#### WORK TASK
Set down every entry again word for word, please, but skip the pictures.

#### PROVIDED INFORMATION

# # #

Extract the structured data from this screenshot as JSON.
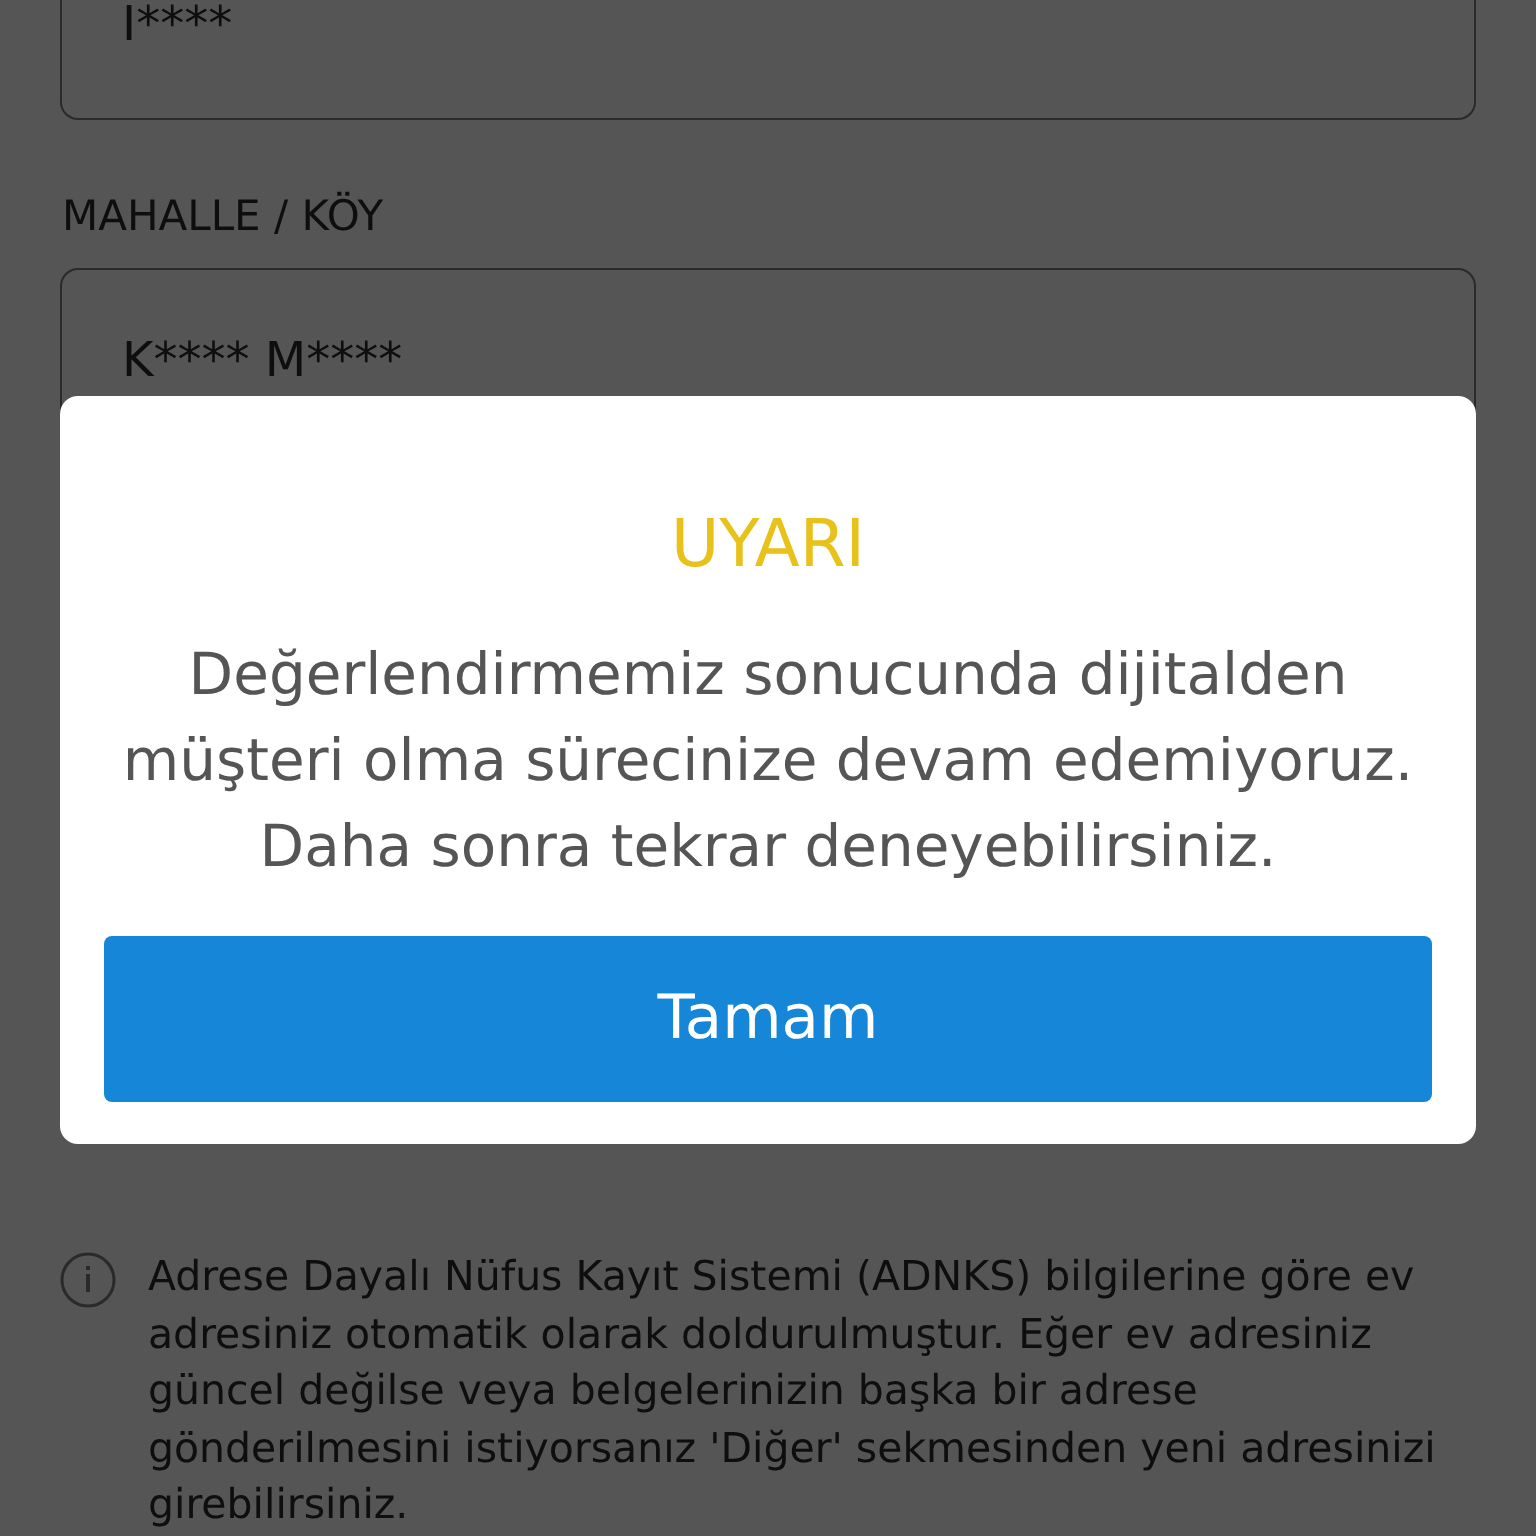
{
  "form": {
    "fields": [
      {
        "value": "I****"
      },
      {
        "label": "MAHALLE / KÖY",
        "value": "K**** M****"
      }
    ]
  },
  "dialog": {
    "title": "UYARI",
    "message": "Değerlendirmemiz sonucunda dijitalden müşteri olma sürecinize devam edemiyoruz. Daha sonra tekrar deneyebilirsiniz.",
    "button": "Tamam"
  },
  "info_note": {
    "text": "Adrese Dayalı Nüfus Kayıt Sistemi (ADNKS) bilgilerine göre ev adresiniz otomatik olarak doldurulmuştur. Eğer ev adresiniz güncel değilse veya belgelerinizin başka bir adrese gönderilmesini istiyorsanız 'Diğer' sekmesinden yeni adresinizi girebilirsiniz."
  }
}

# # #

#### ANSWER SECTION
Extract the structured data from this screenshot as JSON.
{
  "form": {
    "fields": [
      {
        "value": "I****"
      },
      {
        "label": "MAHALLE / KÖY",
        "value": "K**** M****"
      }
    ]
  },
  "dialog": {
    "title": "UYARI",
    "message": "Değerlendirmemiz sonucunda dijitalden müşteri olma sürecinize devam edemiyoruz. Daha sonra tekrar deneyebilirsiniz.",
    "button": "Tamam"
  },
  "info_note": {
    "text": "Adrese Dayalı Nüfus Kayıt Sistemi (ADNKS) bilgilerine göre ev adresiniz otomatik olarak doldurulmuştur. Eğer ev adresiniz güncel değilse veya belgelerinizin başka bir adrese gönderilmesini istiyorsanız 'Diğer' sekmesinden yeni adresinizi girebilirsiniz."
  }
}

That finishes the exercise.